Landon tromped steadily up, carrying the baby, barely a sign in evidence that he wasn't walking flat on solid ground. I slipped and slid up, my bare feet sinking into sand that packed itself down under his shoes.  But eventually we both got to the top.  The wind was stronger than it had been on the beach, stirring up a fine mist of sand that stuck to my sunscreen covered calves, and occasionally whipped up towards our faces.  There were a few hardy trees, some dune grass. And there was the view, Lake Michigan spread out before us. I was on top of the world with my husband and son, breathing in the beauty. And I had no camera. There would be no photographic evidence of Christopher's first trip to the lake, his first time up the dune.  No pictures of us, smiling at the top or grimacing as we climbed. I regretted this for a minute. I wanted to build a tent. But no tent could hold this. No picture could capture this weather, this sky, this moment, this joy.  

So I stood at the top of the dune, and watched the whitecaps appear far, far out in the lake, blinking in and out on the distant water like fire-flies in a far meadow on a summer day.  There will be other trips.  And maybe the next time there will be pictures.  But for now, this is just ours.  This is a secret. I can give you the words, but the images and the memories and the tiny, wave washed pebble that we picked up for a keepsake, they are mine and they are Landon's, and someday they will be Christopher's. Some moments were never meant for tents.   

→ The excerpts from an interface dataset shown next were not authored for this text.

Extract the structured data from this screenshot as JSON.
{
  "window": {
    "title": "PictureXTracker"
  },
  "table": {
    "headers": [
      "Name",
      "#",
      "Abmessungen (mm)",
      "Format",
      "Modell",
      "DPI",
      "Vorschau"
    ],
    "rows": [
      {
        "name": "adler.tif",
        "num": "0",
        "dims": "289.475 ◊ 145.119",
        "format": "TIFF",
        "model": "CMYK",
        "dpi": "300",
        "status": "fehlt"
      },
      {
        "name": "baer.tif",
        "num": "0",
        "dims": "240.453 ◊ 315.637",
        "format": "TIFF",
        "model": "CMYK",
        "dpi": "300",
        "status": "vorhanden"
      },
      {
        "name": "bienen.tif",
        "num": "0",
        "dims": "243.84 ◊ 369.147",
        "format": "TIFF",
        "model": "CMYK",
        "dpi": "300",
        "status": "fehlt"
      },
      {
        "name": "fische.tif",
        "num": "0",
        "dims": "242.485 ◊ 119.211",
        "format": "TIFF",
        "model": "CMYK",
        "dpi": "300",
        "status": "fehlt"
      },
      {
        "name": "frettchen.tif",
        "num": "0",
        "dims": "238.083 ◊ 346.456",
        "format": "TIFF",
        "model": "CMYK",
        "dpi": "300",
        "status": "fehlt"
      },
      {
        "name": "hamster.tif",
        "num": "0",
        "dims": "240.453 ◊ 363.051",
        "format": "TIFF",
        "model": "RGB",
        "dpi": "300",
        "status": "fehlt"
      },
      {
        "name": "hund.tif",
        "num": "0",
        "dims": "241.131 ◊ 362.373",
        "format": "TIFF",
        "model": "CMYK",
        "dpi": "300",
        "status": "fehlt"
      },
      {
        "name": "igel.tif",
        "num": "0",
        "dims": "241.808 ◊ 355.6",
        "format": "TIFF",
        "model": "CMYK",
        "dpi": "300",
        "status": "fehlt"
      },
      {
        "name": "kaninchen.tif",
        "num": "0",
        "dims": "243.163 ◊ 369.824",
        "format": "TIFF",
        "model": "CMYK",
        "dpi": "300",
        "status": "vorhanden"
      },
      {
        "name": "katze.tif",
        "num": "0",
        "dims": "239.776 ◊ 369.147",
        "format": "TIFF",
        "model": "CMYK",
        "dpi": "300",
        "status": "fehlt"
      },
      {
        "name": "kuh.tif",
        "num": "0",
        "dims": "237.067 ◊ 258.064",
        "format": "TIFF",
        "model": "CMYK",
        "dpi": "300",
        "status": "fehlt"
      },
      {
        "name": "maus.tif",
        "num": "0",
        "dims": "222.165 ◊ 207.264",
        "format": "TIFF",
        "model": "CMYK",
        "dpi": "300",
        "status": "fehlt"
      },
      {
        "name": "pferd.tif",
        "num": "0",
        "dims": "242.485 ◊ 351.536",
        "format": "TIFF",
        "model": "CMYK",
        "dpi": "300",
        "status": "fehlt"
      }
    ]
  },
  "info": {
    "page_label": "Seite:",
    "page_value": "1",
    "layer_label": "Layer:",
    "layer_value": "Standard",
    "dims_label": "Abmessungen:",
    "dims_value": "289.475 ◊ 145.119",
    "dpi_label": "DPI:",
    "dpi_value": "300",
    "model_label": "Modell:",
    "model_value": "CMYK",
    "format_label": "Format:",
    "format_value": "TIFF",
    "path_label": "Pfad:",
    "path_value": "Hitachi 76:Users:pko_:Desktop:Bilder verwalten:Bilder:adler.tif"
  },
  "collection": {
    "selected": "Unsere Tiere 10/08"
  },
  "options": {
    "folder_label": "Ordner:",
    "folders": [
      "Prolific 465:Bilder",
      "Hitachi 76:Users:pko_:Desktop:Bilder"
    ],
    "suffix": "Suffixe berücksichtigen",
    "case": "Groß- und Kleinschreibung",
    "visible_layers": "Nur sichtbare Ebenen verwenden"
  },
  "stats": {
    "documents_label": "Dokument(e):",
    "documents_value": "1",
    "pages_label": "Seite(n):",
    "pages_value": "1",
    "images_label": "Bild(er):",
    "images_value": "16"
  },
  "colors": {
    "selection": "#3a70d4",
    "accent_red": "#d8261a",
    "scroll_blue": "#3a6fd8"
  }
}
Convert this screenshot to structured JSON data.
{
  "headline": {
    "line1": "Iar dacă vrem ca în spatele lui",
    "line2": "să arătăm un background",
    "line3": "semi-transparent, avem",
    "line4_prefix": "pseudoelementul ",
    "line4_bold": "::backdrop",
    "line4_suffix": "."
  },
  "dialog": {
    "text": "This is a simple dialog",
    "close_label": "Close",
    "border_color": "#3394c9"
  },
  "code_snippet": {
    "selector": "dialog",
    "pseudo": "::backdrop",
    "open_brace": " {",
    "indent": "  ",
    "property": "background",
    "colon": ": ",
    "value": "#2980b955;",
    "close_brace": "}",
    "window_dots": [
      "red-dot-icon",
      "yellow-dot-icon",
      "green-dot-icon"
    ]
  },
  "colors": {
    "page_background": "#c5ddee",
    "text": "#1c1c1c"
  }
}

Thursday, May 17, 2012

My excuse

This is what I've been up to since the last time that I posted here.  Yeah, he's pretty adorable.  He's also a lot of work, and makes getting out of the house quite a challenging task.  Since I had no internet at home at our last apartment, this meant that, even if I had time, inspiration, and discipline to write a blog post, it would be difficult to get to a computer where I could post it.  Now that we've moved, thanks to Landon's awesomeness at getting into grad school and all, we have internet at home, and I begin to consider the possibility of actually writing on a regular basis.  Shocking, I know.  Meanwhile, just gaze on the cuteness that is my child, and anticipate another photo soon that will let you know that he's only gotten cuter as the months have gone by.